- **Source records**
= = =
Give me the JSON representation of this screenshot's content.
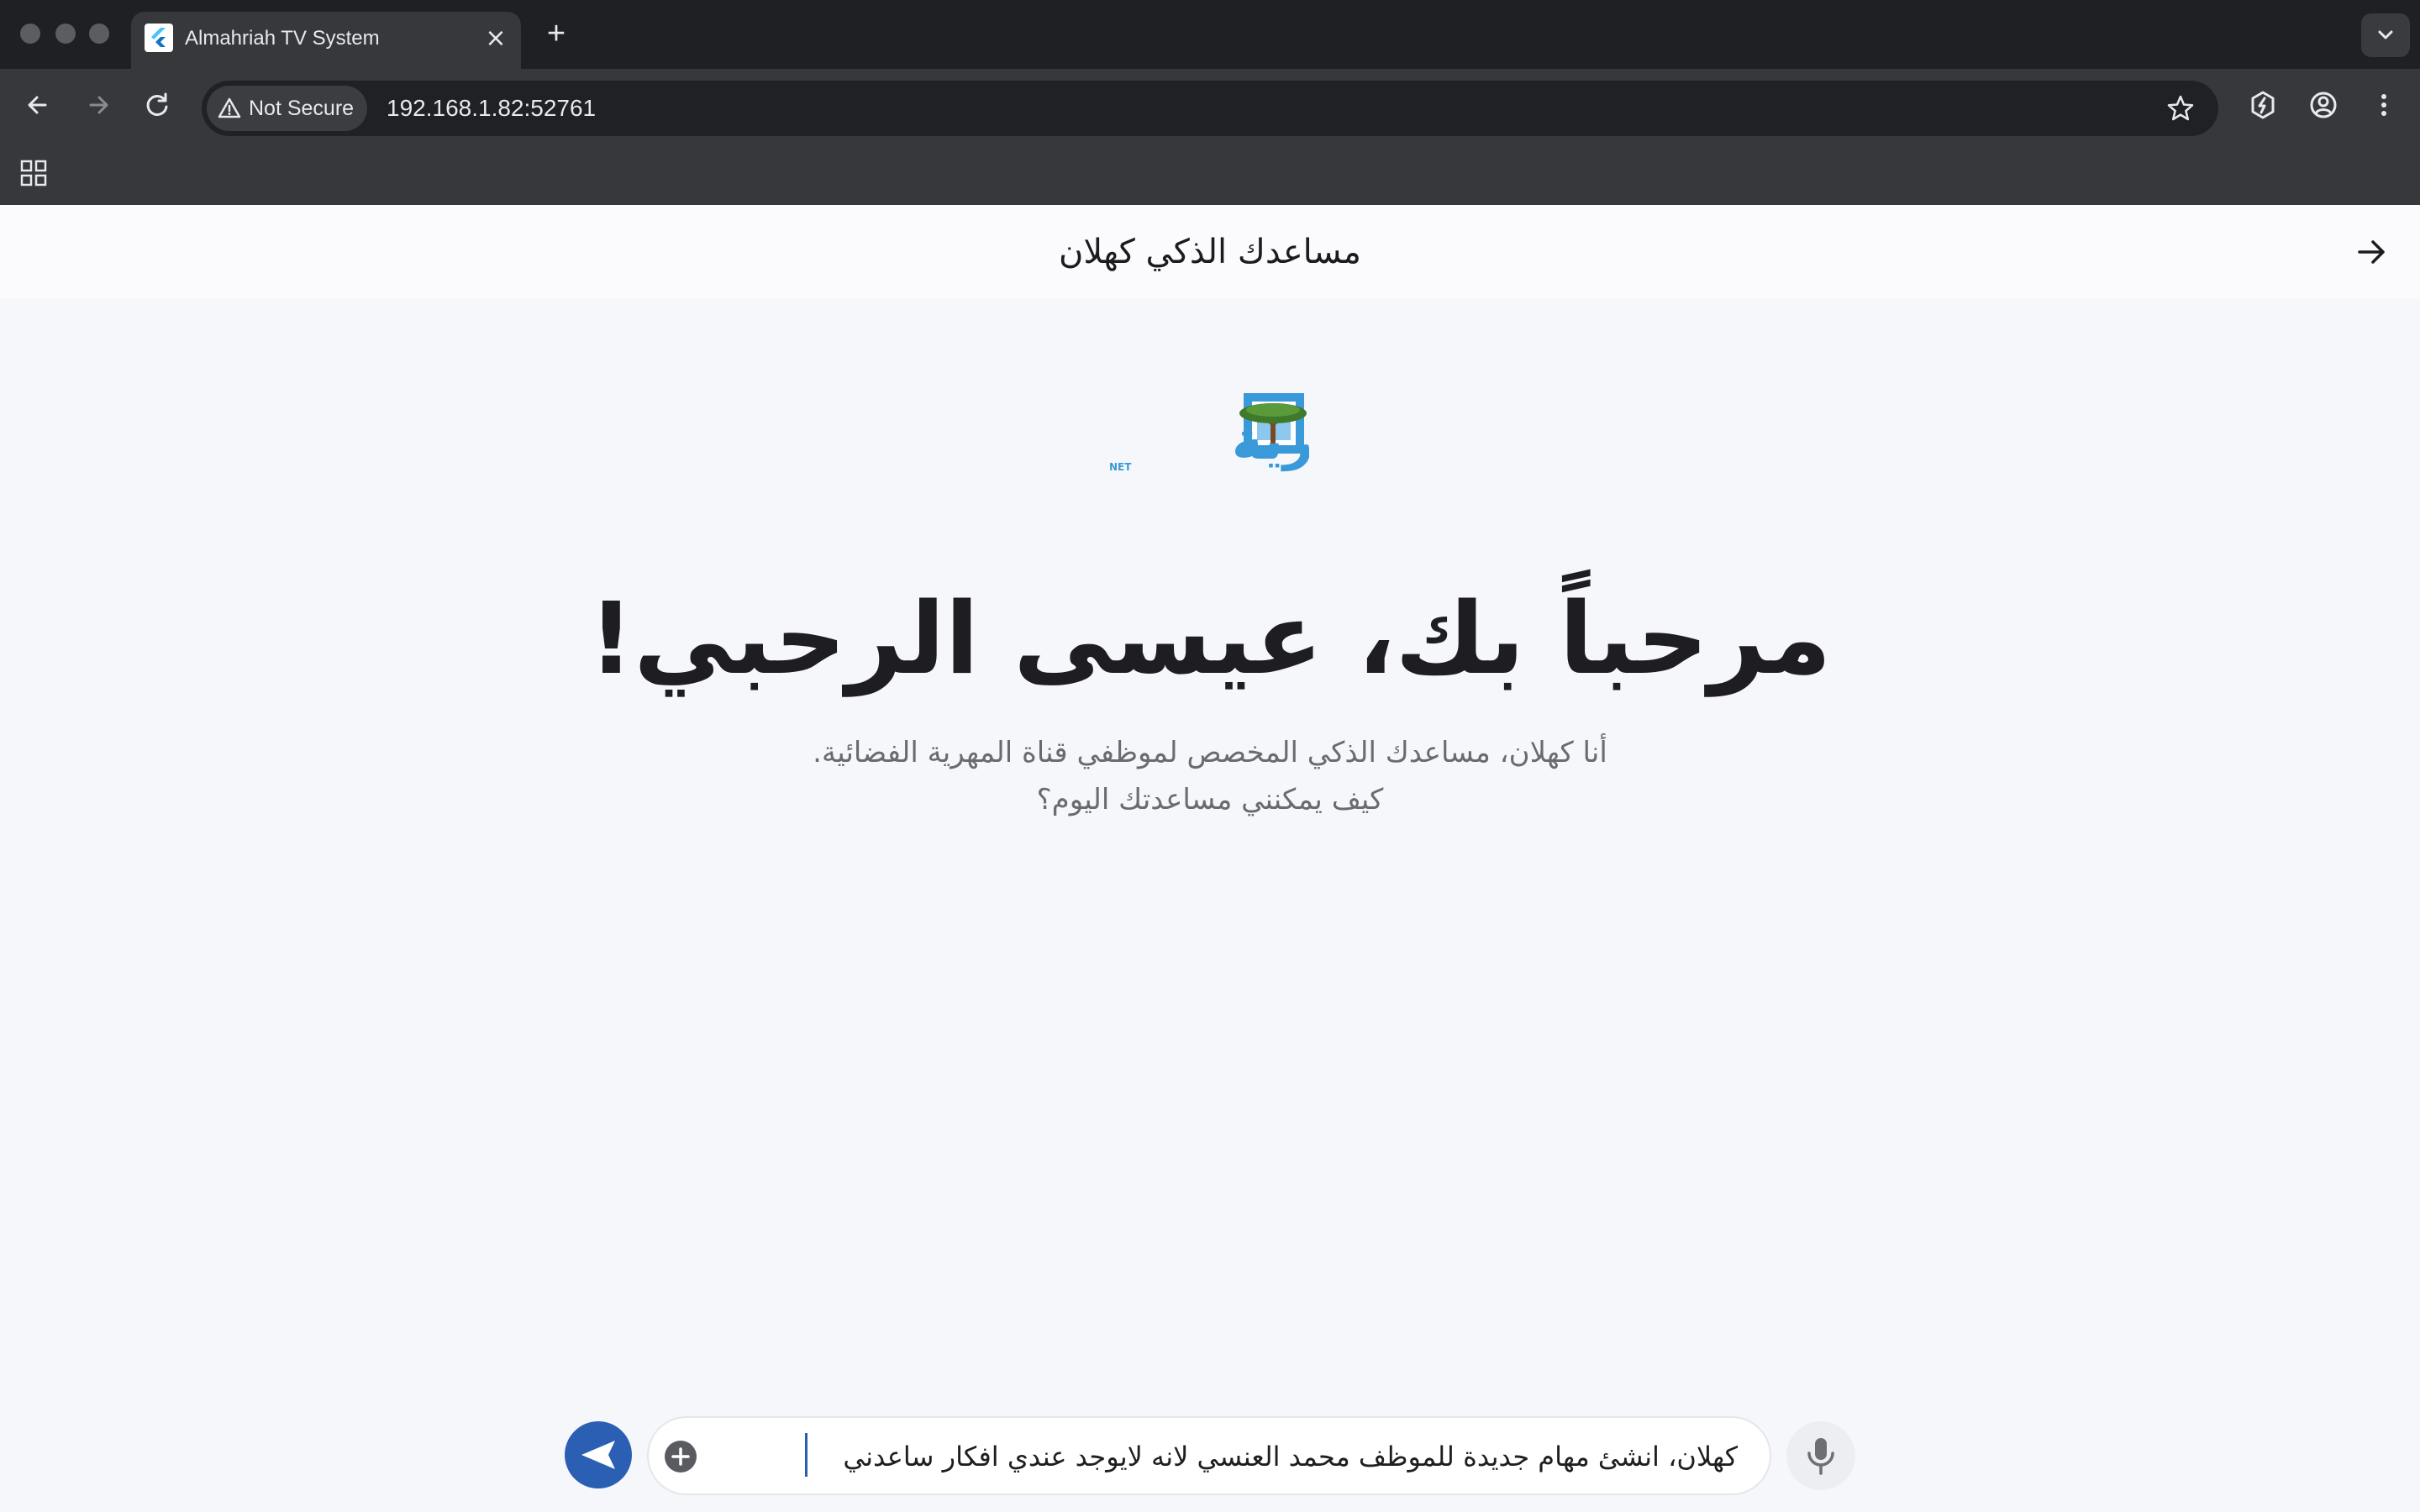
{
  "browser": {
    "tab": {
      "title": "Almahriah TV System"
    },
    "address_bar": {
      "security_label": "Not Secure",
      "url": "192.168.1.82:52761"
    }
  },
  "app": {
    "header_title": "مساعدك الذكي كهلان",
    "welcome": "مرحباً بك، عيسى الرحبي!",
    "subtitle_line1": "أنا كهلان، مساعدك الذكي المخصص لموظفي قناة المهرية الفضائية.",
    "subtitle_line2": "كيف يمكنني مساعدتك اليوم؟",
    "composer": {
      "value": "كهلان، انشئ مهام جديدة للموظف محمد العنسي لانه لايوجد عندي افكار ساعدني"
    },
    "logo": {
      "text": "المهرية",
      "suffix": "NET"
    }
  },
  "colors": {
    "accent": "#2b5fb4",
    "logo_blue": "#3a9ad9",
    "chrome_dark": "#1f2023",
    "chrome_toolbar": "#37383b",
    "page_bg": "#f6f7fb"
  },
  "icons": [
    "back-arrow-icon",
    "forward-arrow-icon",
    "reload-icon",
    "warning-icon",
    "star-icon",
    "extension-icon",
    "profile-icon",
    "more-vert-icon",
    "apps-grid-icon",
    "arrow-right-icon",
    "send-icon",
    "add-icon",
    "mic-icon"
  ]
}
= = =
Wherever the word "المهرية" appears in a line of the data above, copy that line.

- **RESPONSE TO THE EXERCISE**
    "subtitle_line1": "أنا كهلان، مساعدك الذكي المخصص لموظفي قناة المهرية الفضائية.",
      "text": "المهرية",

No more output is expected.